- Play fosters a child's social and emotional development. Play develops a child's executive center, which controls the higher brain functions associated with social and emotional abilities.
As a whole, research proves that creative play helps to develop, strengthen, and heighten children's creative, cognitive, emotional, physical, and social skills. It further promotes and enhances concentration, self-control, and regulation--all critical in achieving academic, social, and personal success throughout life.
We’ve all been there – you’re in public and suddenly your child becomes uncontrollable. People are staring, store managers are whispering, and flight attendants are being complained to.
What can be done?
When people see an unruly child, the general response may be: “That kid is a brat” or “Lazy parents, why don’t they discipline their child?”
Well, tut-tut to the judgmental masses.
There is no degree for parenthood, no online certification or weekend crash-course for the soon-to-be parent. Raising children is difficult, and raising healthy, socially aware and well-behaved children is one of the great challenges of life.
In fact, parenthood is likely the hardest job you’ll ever do, and you don’t even get an intro YouTube video for it. But parenting strategies can help, even with a tempter tantrum. Below is an example of one common scenario of a troublesome tot and a four-step process to help you respond. Read it and then think through a similar approach to the situations below it. With practice, you too can learn how to better cope with those inevitable tantrums.
Situation: It’s the end of the day and you need to go grocery shopping, but your child is tired. Cranky and disagreeable, he starts crying and running around the aisles.
What you can do: Develop an alternative solution. At the heart of this temper tantrum is a clash of parent and child agendas. Instead of imposing your agenda – the need to finish shopping without tearing down the aisles – try following these steps:
- Describe the problem to your child and give reasons.
“I don’t like what is going on – It’s disturbing to shoppers when children run in the aisles.”
- Talk about your child’s feelings.
- Involve your child in finding a solution.
“It would be helpful if you picked out three big lemons for us.”
- Reinforce the lesson: When you next go shopping and your child wants to go with you, try the following dialogue:
Child: “I want to go too!”
Parent: “Not today.”
Child: “Why not?”
Parent: “You tell me why?” (Prompt for correct answer if necessary, but do not supply it wholesale.)
Child: “Because I ran around the store?”
Parent: “You guessed it. There will be plenty of other chances to go, but today I’m going by myself.”
Now think through the below two situations and come up with your own response, based on the above four-step process.
- Your eldest child is having a birthday party at home. While opening presents, your younger child grabs the box and rips the paper off and throwing it around the room. What you can do?
- While on a play date, your child demands to use the one swing, pulling it away from the other children.
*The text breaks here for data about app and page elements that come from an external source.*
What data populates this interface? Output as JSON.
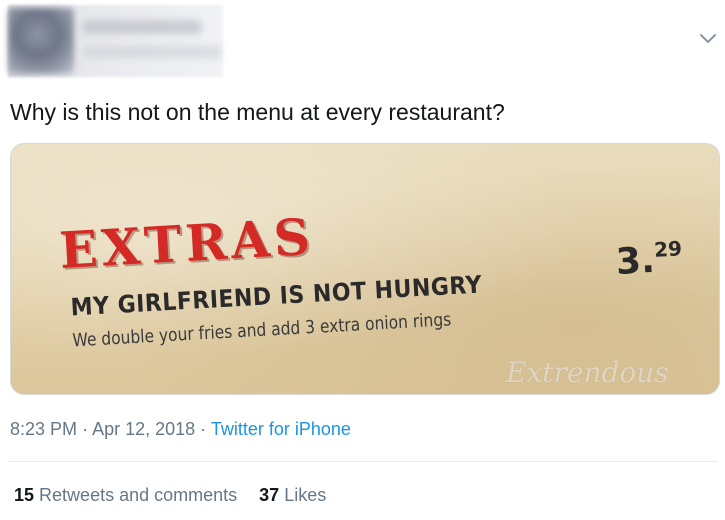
{
  "tweet": {
    "text": "Why is this not on the menu at every restaurant?",
    "time": "8:23 PM",
    "date": "Apr 12, 2018",
    "separator": "·",
    "source": "Twitter for iPhone",
    "retweets_count": "15",
    "retweets_label": "Retweets and comments",
    "likes_count": "37",
    "likes_label": "Likes"
  },
  "menu_image": {
    "heading": "EXTRAS",
    "item_title": "MY GIRLFRIEND IS NOT HUNGRY",
    "item_description": "We double your fries and add 3 extra onion rings",
    "price_main": "3.",
    "price_cents": "29",
    "watermark": "Extrendous"
  },
  "colors": {
    "link": "#1b95e0",
    "meta_text": "#657786",
    "menu_heading": "#d42a25"
  },
  "icons": {
    "more": "chevron-down-icon"
  }
}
What you can do?
Remember, when raising toddlers, don’t forget to set limits. Limit setting is a parent’s best friend. The process of setting limits offers structure and teaches the connection between actions and consequences. When consistently followed, setting limits helps.